Items from a dataset
-- Opening Marker --

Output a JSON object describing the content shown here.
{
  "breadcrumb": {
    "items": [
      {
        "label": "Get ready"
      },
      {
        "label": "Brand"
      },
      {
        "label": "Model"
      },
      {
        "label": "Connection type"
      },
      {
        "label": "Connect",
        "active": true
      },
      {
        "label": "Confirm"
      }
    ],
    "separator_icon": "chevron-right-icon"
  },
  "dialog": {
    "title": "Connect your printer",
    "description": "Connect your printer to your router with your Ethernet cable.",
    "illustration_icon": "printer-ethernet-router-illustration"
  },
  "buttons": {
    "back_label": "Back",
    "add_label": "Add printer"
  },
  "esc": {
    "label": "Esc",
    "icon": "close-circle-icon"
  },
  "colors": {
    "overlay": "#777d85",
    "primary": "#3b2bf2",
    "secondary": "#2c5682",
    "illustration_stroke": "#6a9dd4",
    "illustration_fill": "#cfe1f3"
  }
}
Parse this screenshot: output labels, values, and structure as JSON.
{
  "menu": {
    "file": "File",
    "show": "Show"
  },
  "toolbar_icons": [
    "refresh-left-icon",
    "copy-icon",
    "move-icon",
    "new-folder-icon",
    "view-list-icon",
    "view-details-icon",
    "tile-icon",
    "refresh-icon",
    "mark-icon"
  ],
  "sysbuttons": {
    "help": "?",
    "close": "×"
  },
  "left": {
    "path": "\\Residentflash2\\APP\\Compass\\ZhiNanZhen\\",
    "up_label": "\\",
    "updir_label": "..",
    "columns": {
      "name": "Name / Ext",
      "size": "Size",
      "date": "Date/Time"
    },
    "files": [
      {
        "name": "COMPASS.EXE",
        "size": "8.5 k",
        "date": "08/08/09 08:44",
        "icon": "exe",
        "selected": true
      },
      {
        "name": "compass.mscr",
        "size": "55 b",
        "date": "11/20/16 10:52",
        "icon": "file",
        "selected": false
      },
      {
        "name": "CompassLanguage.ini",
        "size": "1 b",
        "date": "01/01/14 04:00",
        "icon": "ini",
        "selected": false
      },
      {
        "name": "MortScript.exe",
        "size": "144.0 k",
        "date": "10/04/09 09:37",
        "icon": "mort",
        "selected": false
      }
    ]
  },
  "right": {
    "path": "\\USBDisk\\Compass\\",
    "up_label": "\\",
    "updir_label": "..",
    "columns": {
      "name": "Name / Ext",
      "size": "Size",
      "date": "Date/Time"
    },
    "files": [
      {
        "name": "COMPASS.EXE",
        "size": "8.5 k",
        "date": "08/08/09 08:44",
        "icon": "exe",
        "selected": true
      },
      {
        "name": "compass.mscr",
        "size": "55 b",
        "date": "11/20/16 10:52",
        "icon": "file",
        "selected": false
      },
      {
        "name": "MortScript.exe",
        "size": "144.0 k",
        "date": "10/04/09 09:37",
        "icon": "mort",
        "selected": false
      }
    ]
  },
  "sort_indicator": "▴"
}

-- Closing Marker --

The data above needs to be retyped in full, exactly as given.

**Solution to this problem**
Output a JSON object describing the content shown here.
{
  "breadcrumb": {
    "items": [
      {
        "label": "Get ready"
      },
      {
        "label": "Brand"
      },
      {
        "label": "Model"
      },
      {
        "label": "Connection type"
      },
      {
        "label": "Connect",
        "active": true
      },
      {
        "label": "Confirm"
      }
    ],
    "separator_icon": "chevron-right-icon"
  },
  "dialog": {
    "title": "Connect your printer",
    "description": "Connect your printer to your router with your Ethernet cable.",
    "illustration_icon": "printer-ethernet-router-illustration"
  },
  "buttons": {
    "back_label": "Back",
    "add_label": "Add printer"
  },
  "esc": {
    "label": "Esc",
    "icon": "close-circle-icon"
  },
  "colors": {
    "overlay": "#777d85",
    "primary": "#3b2bf2",
    "secondary": "#2c5682",
    "illustration_stroke": "#6a9dd4",
    "illustration_fill": "#cfe1f3"
  }
}
Parse this screenshot: output labels, values, and structure as JSON.
{
  "menu": {
    "file": "File",
    "show": "Show"
  },
  "toolbar_icons": [
    "refresh-left-icon",
    "copy-icon",
    "move-icon",
    "new-folder-icon",
    "view-list-icon",
    "view-details-icon",
    "tile-icon",
    "refresh-icon",
    "mark-icon"
  ],
  "sysbuttons": {
    "help": "?",
    "close": "×"
  },
  "left": {
    "path": "\\Residentflash2\\APP\\Compass\\ZhiNanZhen\\",
    "up_label": "\\",
    "updir_label": "..",
    "columns": {
      "name": "Name / Ext",
      "size": "Size",
      "date": "Date/Time"
    },
    "files": [
      {
        "name": "COMPASS.EXE",
        "size": "8.5 k",
        "date": "08/08/09 08:44",
        "icon": "exe",
        "selected": true
      },
      {
        "name": "compass.mscr",
        "size": "55 b",
        "date": "11/20/16 10:52",
        "icon": "file",
        "selected": false
      },
      {
        "name": "CompassLanguage.ini",
        "size": "1 b",
        "date": "01/01/14 04:00",
        "icon": "ini",
        "selected": false
      },
      {
        "name": "MortScript.exe",
        "size": "144.0 k",
        "date": "10/04/09 09:37",
        "icon": "mort",
        "selected": false
      }
    ]
  },
  "right": {
    "path": "\\USBDisk\\Compass\\",
    "up_label": "\\",
    "updir_label": "..",
    "columns": {
      "name": "Name / Ext",
      "size": "Size",
      "date": "Date/Time"
    },
    "files": [
      {
        "name": "COMPASS.EXE",
        "size": "8.5 k",
        "date": "08/08/09 08:44",
        "icon": "exe",
        "selected": true
      },
      {
        "name": "compass.mscr",
        "size": "55 b",
        "date": "11/20/16 10:52",
        "icon": "file",
        "selected": false
      },
      {
        "name": "MortScript.exe",
        "size": "144.0 k",
        "date": "10/04/09 09:37",
        "icon": "mort",
        "selected": false
      }
    ]
  },
  "sort_indicator": "▴"
}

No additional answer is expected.